As well as all the usual rot-spots on unitary construction cars of this type, look out for bubbling around the front and rear screen surrounds. This is caused by moisture being trapped by the screen rubbers, and once you’ve got the screen out – which you have to, in order to repair this area properly – you’ll almost certainly find the rot is much more widespread than was at first apparent. Additionally, you’ll need to remove most of the dash to gain welding access – again a very major task.

Besides looking bad, rot here can lead to water leaks into the cabin, which, besides being unpleasant, will soon cause serious damage to the trim. Damp in the boot is normally caused by the rear window seal allowing water that gets past to drip down.

What matters most of all though is structural condition. Here the usual rot-spots are sills, floorpans, underfloor chassis members, front subframe mounts (oil leaks from the engine usually protect the frame) and, perhaps most problem-prone of all, the rear suspension mounting points. Ready-made repair panels are available for all these, so really it’s a case of assessing how well anything has been fitted.

I’ve already mentioned the interior briefly. Specific weaknesses to look out for are a collapsed/sagged driver’s seat, water ingress, ‘burn marks’ where welding has been carried out without stripping the car properly, and general tattiness. Expectations here do vary somewhat; some people really want as close to perfection as they can find, others reckon that a few signs of general wear add to the car’s character and gives the car a bit of genuine patina. Similarly, although Jaguar saloons do have something of a ‘cigar and whisky’ image, the smell can be off-putting and is actually quite difficult to eliminate.

Finally, try the air/ventilation system. As already note, operational air-con is very unlikely, but ensure the various flaps and blower motors direct the air as they should. Faults here can be extremely time-consuming to fix, as much of the kit is buried deep inside the dash. 

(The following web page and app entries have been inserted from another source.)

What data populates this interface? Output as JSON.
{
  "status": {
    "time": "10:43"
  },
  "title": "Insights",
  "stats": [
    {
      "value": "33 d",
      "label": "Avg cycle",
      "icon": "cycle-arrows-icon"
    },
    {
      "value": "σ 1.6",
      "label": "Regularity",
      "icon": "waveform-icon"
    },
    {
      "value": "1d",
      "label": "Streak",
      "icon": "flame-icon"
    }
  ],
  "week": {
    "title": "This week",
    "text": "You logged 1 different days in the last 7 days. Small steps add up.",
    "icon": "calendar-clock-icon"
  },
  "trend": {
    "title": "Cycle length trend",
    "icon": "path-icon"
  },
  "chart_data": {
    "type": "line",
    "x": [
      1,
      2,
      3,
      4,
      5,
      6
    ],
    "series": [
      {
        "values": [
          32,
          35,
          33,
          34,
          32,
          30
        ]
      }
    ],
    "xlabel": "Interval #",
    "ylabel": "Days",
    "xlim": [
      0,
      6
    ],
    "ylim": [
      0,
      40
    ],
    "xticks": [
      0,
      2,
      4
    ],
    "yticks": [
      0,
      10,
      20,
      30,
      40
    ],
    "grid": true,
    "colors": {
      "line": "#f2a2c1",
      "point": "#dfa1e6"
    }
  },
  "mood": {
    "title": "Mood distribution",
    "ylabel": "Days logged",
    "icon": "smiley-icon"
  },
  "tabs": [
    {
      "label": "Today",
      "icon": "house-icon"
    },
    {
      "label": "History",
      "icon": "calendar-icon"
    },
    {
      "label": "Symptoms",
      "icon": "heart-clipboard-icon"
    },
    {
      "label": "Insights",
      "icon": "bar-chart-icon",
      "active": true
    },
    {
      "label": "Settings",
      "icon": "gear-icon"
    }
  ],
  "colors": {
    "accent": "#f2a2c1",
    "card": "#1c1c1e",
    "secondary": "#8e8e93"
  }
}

First the good news; with the exception of the 2.8 six, the engines are all basically good units. They all burn a bit of oil though. However unlike on contemporary OHV engines, you shouldn’t ignore a bit of timing chain rattle – audible under the bonnet at idle and as the revs are raised – as the chains are much longer and can break; and rectification is a major job. It’s normal for oil pressure at warm idle to barely register, but it needs to be at least 40psi at speed. Double-check a low gauge reading before condemning the engine though as factory gauges are not that reliable. The V12 is tough too, but one cylinder out of 12 not working will feel like a minor misfire on a lesser car! Check a V12 too for signs of overheating; the engine was shoehorned in, and the cooling system has to be in tip-top condition.

Various Borg-Warner auto ‘boxes were used; all are tough, as were the manuals, though these aren’t especially user-friendly and a clutch change is an engine-out job.

Front suspension ‘clonks’ are often caused by nothing more than worn shock absorber bushes. The rear suspension can become soft and soggy with age, but because it deteriorates slowly an owner often won’t notice until they drive another car. If there’s no evidence that it’s been done already, expect to rebuild the back end soon after purchase – chances are it’ll transform the car. Power steering racks wear and can fail, but exchange replacements are available for around £30.

As I hope I’ve shown, the secret here is to go into the process with your eyes wide open. What are the panel gaps like? Where has the car been painted, and where’s the overspray? What about the ‘hidden’ panel joins – i.e. within the door shuts and where outer and inner sills join?

But above all, does the car look and feel like someone has cherished and looked after it, or has it been repaired as cheaply as possible? If the former, you’ll probably be okay, though as with most ‘new to you’ cars you may have to spend a bit in the first year or two bringing things up to your standard. With a maintained on the cheap example though, you’ll end up covering the previous owner’s savings – many times over!